And so it came, after years of protracted negotiations, extended deadlines and a diplomatic dance of unprecedented proportions – a deal that could signal a new era for Iran’s relations with the world. (...) Beyond the technical details of the agreement lies a triumph of diplomacy and the potential, if not for a realignment of US interests in the Middle East, then certainly a significant adjustment which has concerned its traditional allies in the region.
The world’s top oil exporter is abandoning its traditional preference for soft-power diplomacy, a shift that gathered pace after the Arab Spring. Analysts see vulnerability behind the show of strength: Saudis are concerned that the U.S., their historic protector, has different priorities now, as it negotiates with Iran and talks about pivoting to Asia.

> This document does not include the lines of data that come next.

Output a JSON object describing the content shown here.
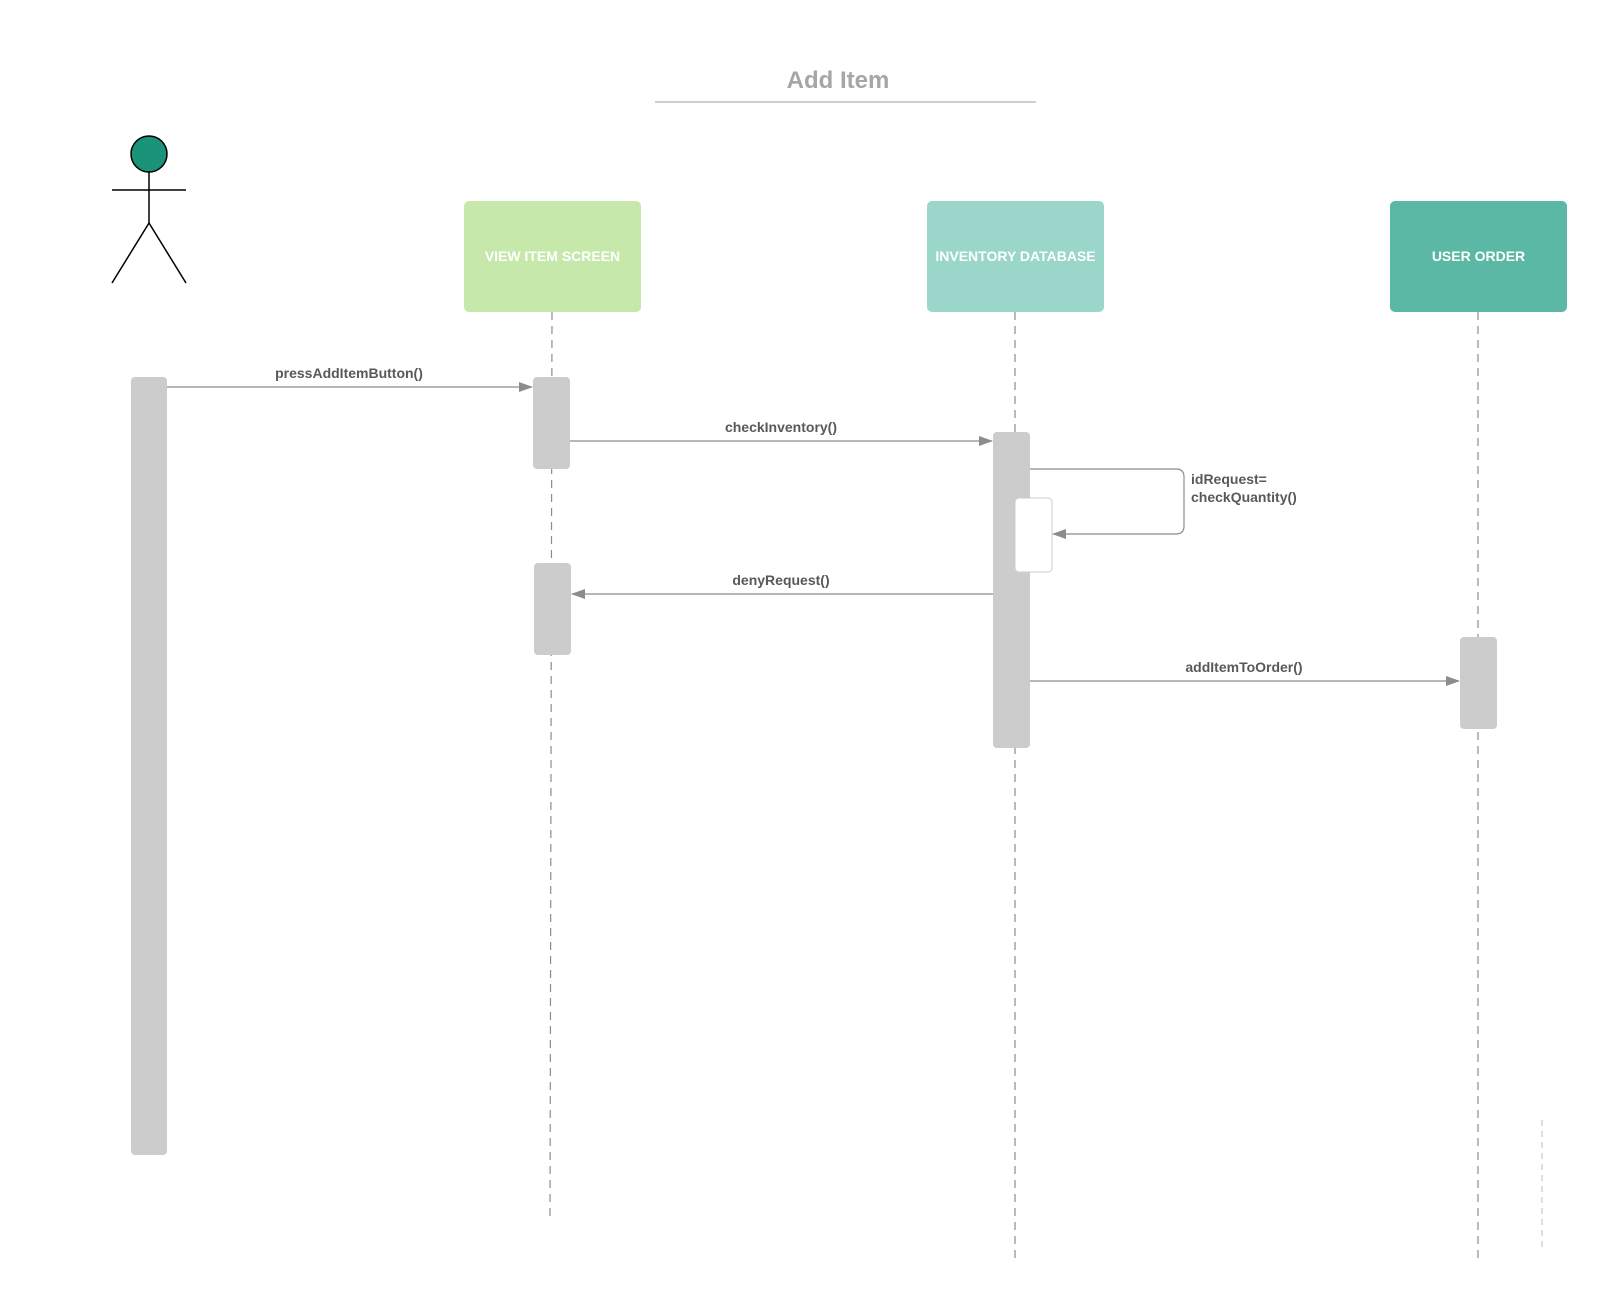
{
  "title": "Add Item",
  "actor": {
    "icon": "stick-figure-icon",
    "head_color": "#1a9479"
  },
  "participants": [
    {
      "id": "view",
      "label": "VIEW ITEM SCREEN",
      "color": "#c6e8aa"
    },
    {
      "id": "db",
      "label": "INVENTORY DATABASE",
      "color": "#9ad6ca"
    },
    {
      "id": "order",
      "label": "USER ORDER",
      "color": "#5bb8a4"
    }
  ],
  "messages": [
    {
      "label": "pressAddItemButton()",
      "from": "actor",
      "to": "view"
    },
    {
      "label": "checkInventory()",
      "from": "view",
      "to": "db"
    },
    {
      "label_lines": [
        "idRequest=",
        "checkQuantity()"
      ],
      "from": "db",
      "to": "db"
    },
    {
      "label": "denyRequest()",
      "from": "db",
      "to": "view"
    },
    {
      "label": "addItemToOrder()",
      "from": "db",
      "to": "order"
    }
  ],
  "colors": {
    "activation": "#cccccc",
    "lifeline": "#8c8c8c",
    "arrow": "#8c8c8c",
    "title_underline": "#9e9e9e"
  }
}
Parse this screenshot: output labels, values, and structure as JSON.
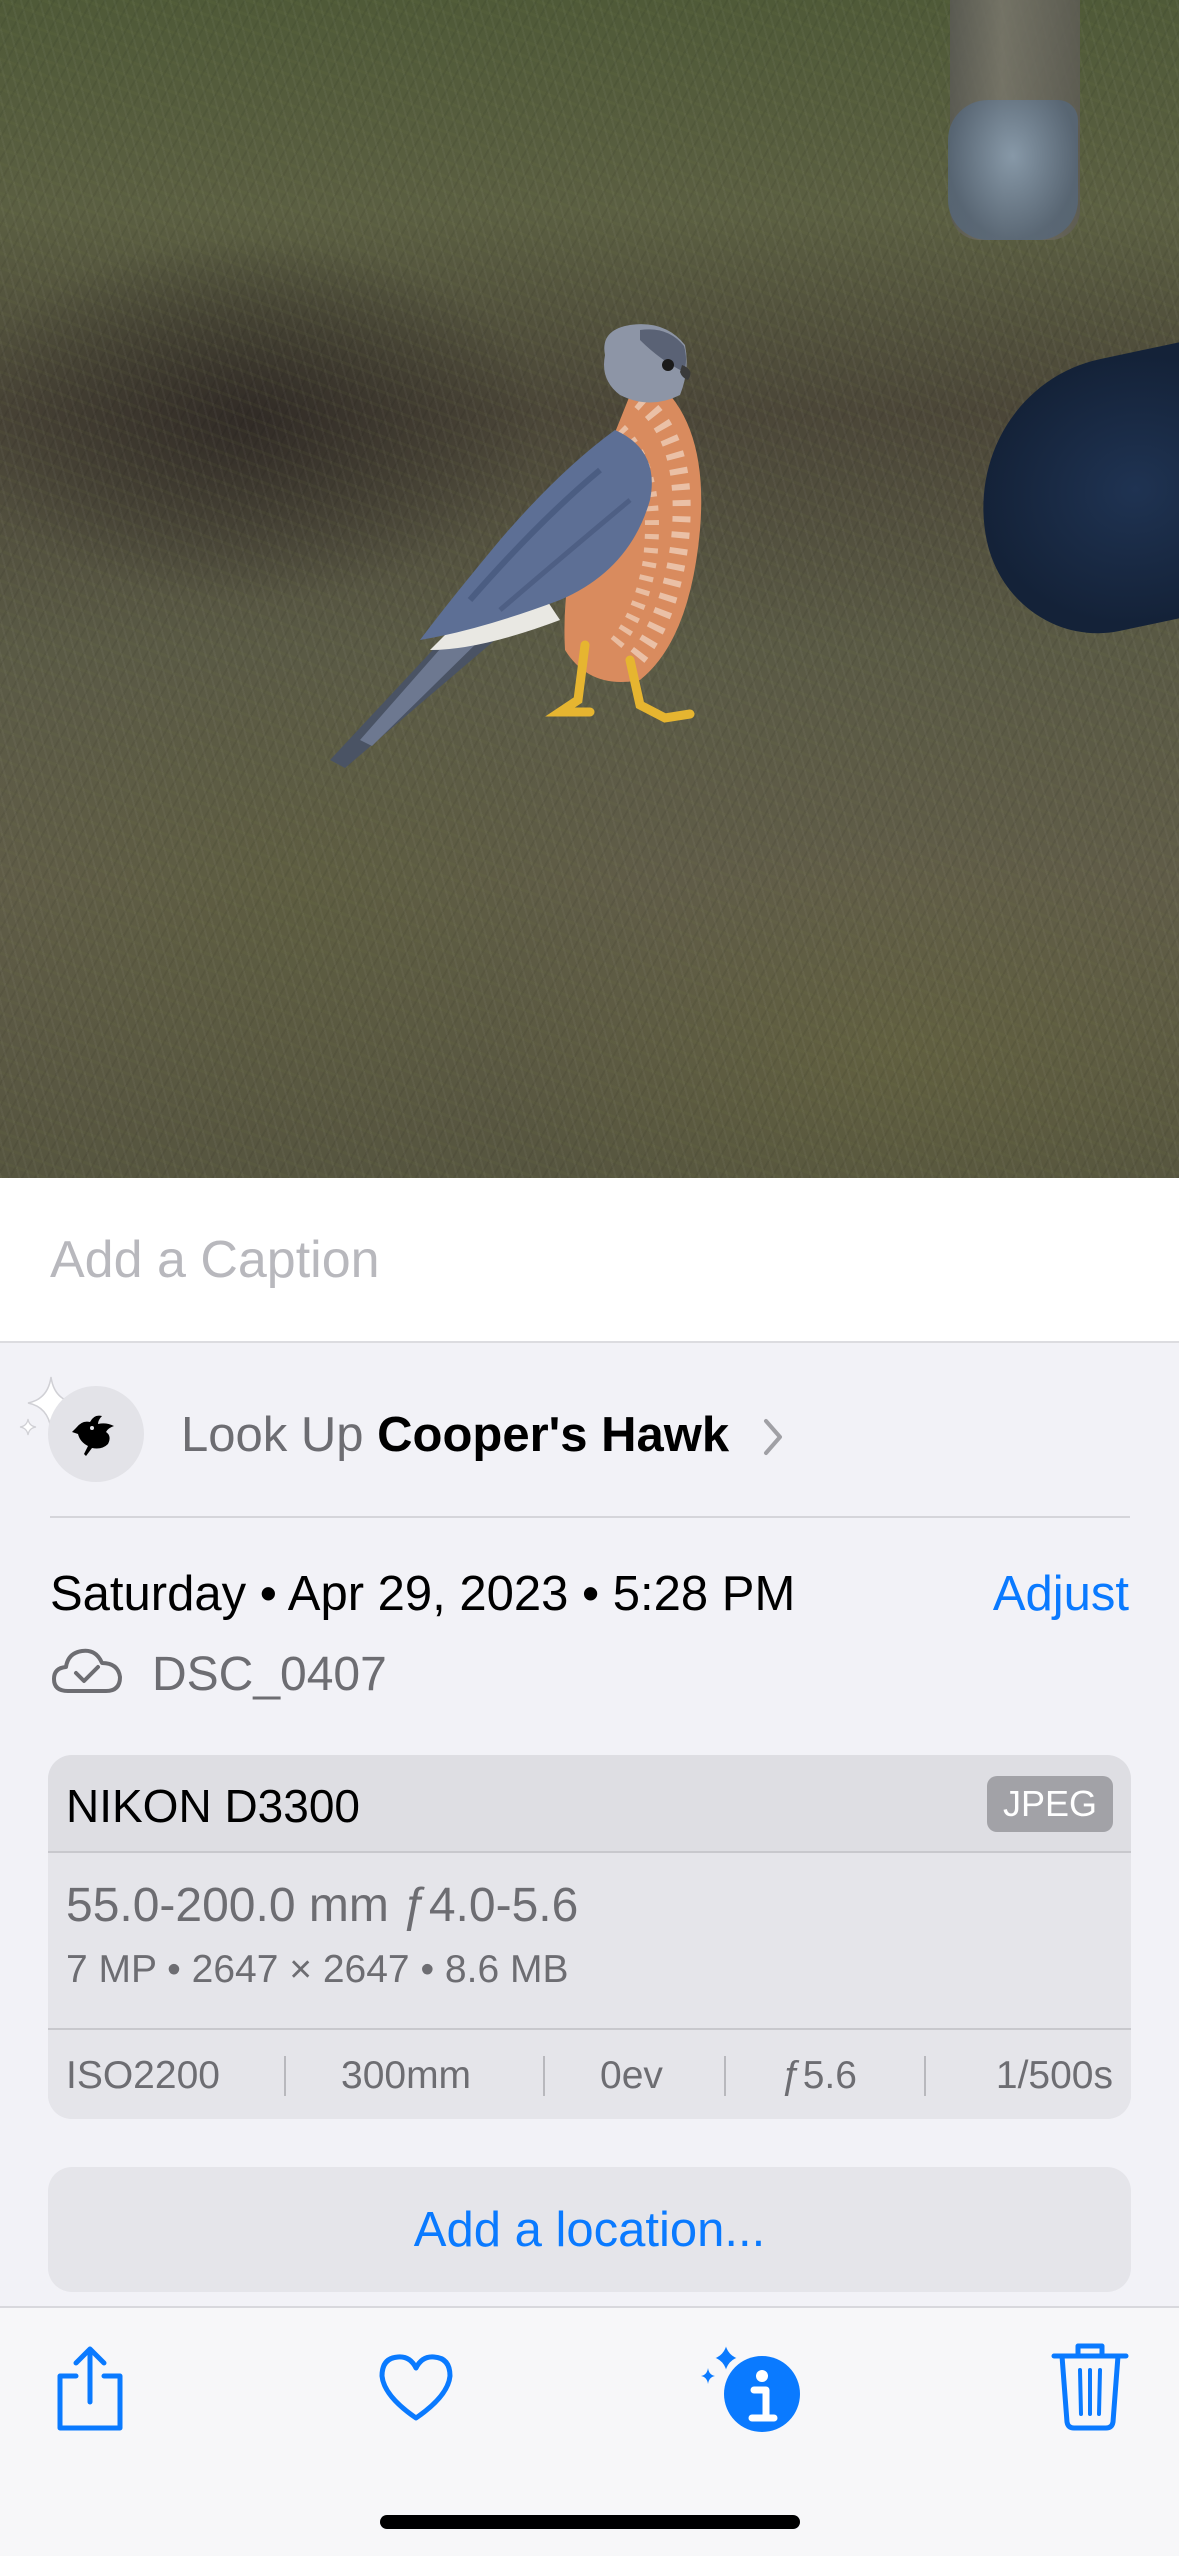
{
  "photo": {
    "subject_icon": "hawk-photo"
  },
  "caption": {
    "placeholder": "Add a Caption",
    "value": ""
  },
  "lookup": {
    "prefix": "Look Up",
    "subject": "Cooper's Hawk",
    "icon": "bird-icon"
  },
  "info": {
    "date": "Saturday • Apr 29, 2023 • 5:28 PM",
    "adjust_label": "Adjust",
    "filename": "DSC_0407",
    "sync_icon": "icloud-check-icon"
  },
  "camera": {
    "model": "NIKON D3300",
    "format": "JPEG",
    "lens": "55.0-200.0 mm ƒ4.0-5.6",
    "specs": "7 MP  •  2647 × 2647  •  8.6 MB",
    "exif": {
      "iso": "ISO2200",
      "focal": "300mm",
      "ev": "0ev",
      "aperture": "ƒ5.6",
      "shutter": "1/500s"
    }
  },
  "location": {
    "label": "Add a location..."
  },
  "toolbar": {
    "items": [
      "share-icon",
      "heart-icon",
      "info-sparkle-icon",
      "trash-icon"
    ],
    "accent": "#0a7aff"
  }
}
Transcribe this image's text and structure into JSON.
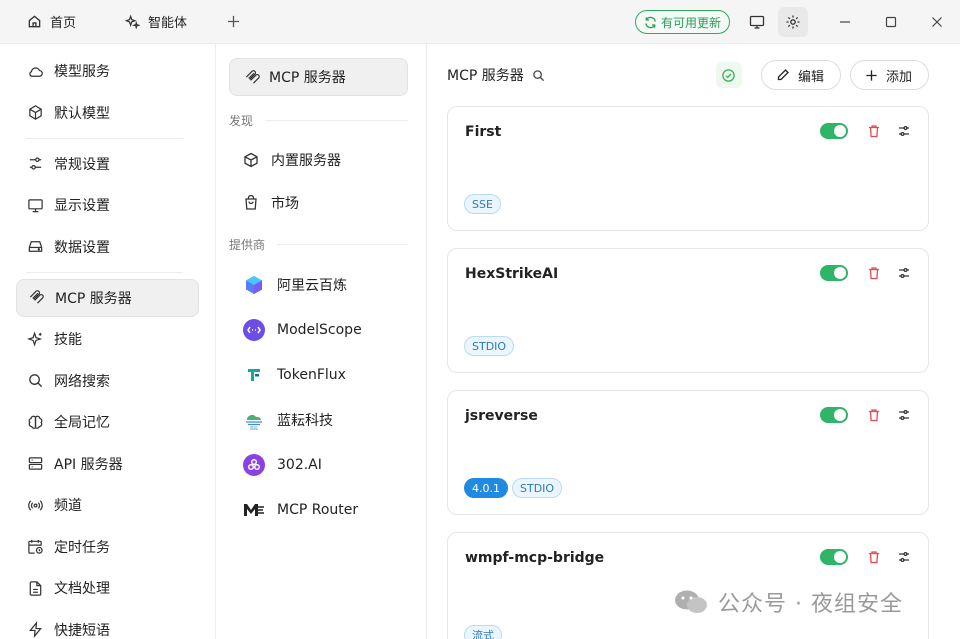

Ever since the fall of the Yemeni capital, Sanaa, in September 2014 in the hands of the Houthis, Yemen has been fighting a regional conflict while its political situation has reached a deadlock; the head of state and the prime minister resigned Jan. 22 amid complete failure to reach a domestic settlement as the Houthis continue to expand militarily.
The United Nations said Tuesday that the last of its international staffers had left Yemen, while the U.N. human rights chief warned that the country was on the verge of a "total collapse."U.N. spokesman Farhan Haq said the 13 remaining international staffers had been withdrawn and would return when "circumstances permit."
It is also perhaps a demonstration of Obama’s very challenging efforts to establish an “equilibrium” between Shia and Sunni forces throughout the Middle East region, especially in the Gulf. Obama explicitly made such equilibrium a strategic aim in the region in his famous interview with The New Yorker’s David Remnick 14 months ago.
The Houthi coup and other recent developments in Yemen have raised many questions about the country's religious fabric, especially the relationship between its large Zaidi community and Twelver Shia Islam, the main religion of Iran.
Yemeni national Fahd Ghazy has been detained at Guantanamo since he was 17. Now 30, Ghazy has been cleared for release not once, but twice, first by the Bush administration and again by the Obama administration.
Lauren Lee White considers the public diplomacy fallout of illegal detentions at Guantanamo.